The low prices were low in 1970, and the high prices were high in 1970. Looking at this divorced of its previous context doesn't really help to explain why certain prices are high or low. Looking at it with the full context of previous knowledge and its associations helps to explain why this point is high up, and why these points are low. It's high up because it's strongly linearly associated.
The value of R squared in this particular example is 0.935.
Because it's a 0.935, that means 93.5% of the variation in 1980 prices can be explained by a linear association-- or a linear relationship with 1970 prices.

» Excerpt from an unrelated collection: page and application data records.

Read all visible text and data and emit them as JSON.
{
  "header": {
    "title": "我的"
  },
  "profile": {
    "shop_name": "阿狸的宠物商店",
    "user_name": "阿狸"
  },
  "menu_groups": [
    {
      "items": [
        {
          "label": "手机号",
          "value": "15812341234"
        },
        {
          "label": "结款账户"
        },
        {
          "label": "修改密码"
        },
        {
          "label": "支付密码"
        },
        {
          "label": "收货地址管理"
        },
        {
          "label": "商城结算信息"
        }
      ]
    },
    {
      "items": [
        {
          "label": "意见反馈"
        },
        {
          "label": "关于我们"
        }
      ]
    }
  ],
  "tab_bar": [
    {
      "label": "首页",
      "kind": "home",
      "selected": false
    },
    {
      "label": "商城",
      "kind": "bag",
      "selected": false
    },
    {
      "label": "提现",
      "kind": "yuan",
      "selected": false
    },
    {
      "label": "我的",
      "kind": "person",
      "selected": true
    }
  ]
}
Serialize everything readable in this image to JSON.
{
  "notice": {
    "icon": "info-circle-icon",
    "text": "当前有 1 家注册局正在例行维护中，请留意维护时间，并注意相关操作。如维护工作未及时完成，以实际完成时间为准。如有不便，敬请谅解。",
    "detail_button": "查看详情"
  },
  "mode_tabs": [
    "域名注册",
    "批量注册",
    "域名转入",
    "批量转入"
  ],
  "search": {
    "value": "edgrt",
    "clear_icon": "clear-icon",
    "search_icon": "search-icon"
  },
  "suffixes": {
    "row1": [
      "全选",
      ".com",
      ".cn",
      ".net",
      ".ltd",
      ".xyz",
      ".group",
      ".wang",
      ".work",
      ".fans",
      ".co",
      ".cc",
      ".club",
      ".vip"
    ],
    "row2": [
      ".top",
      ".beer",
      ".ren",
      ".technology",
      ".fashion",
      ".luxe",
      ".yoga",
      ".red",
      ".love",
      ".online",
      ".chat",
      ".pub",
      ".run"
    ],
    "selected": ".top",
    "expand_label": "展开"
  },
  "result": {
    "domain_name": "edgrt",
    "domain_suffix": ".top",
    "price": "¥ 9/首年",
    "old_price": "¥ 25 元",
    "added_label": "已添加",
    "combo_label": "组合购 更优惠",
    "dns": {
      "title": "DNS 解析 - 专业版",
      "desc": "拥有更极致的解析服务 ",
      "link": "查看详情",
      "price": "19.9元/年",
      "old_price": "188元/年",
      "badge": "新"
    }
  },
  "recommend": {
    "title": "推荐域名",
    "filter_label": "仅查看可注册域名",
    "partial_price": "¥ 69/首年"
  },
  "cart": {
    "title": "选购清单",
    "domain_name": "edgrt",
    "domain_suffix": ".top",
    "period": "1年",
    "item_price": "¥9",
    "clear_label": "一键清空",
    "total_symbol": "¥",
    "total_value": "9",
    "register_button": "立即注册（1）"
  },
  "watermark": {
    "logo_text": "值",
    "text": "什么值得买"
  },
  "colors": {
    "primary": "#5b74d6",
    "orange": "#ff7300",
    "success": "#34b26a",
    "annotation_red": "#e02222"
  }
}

You might be wondering what happened to the other 6.5% of the variation. How is that explained? The reason that it's not 100% of the variation is because these points don't all lie perfectly on a line. If they did, we would be able to explain-- all the reasoning behind the 1980 price would be explained by the 1970 price. But they don't lie exactly on a line.
There are some points that fall conspicuously a little bit below what you would imagine the line to look like. The remaining 6.5% of variation has to be explained by something else. Maybe some species of fish were overfished, and that raised prices. Or people's tastes changed and the demand for a particular fish fell, and that lowered the price.
Ultimately, R squared is always a positive number, and it does help to measure the strength of the linear association. But it does measure something very, very specific and it doesn't indicate the direction. It only can indicate the strength.
For instance, both of these two scatterplots have the same R squared of 0.81, although clearly the one on the left has a positive association and the other one has a negative association.
If only R squared is given, what you have to do is you have to take the square root in order to obtain the correlation. But you also have to look at the association, positive or negative, to determine the sign. So this has a correlation coefficient of 0.9. This has a correlation coefficient of negative 0.9.
The coefficient of determination allows us to understand the percent of variation in the vertical direction that can be explained by the linear association that the two variables have. If you solve for R, from R squared, you need to not only take the square root but also look at the scatterplot to determine the sign. Because R squared can't be negative, but R, in fact, can.
Source: This work adapted from Sophia Author Jonathan Osters.
A value that explains the percent of variation in the response variable that can be explained by a linear association with the explanatory variable. It is the square of the correlation coefficient.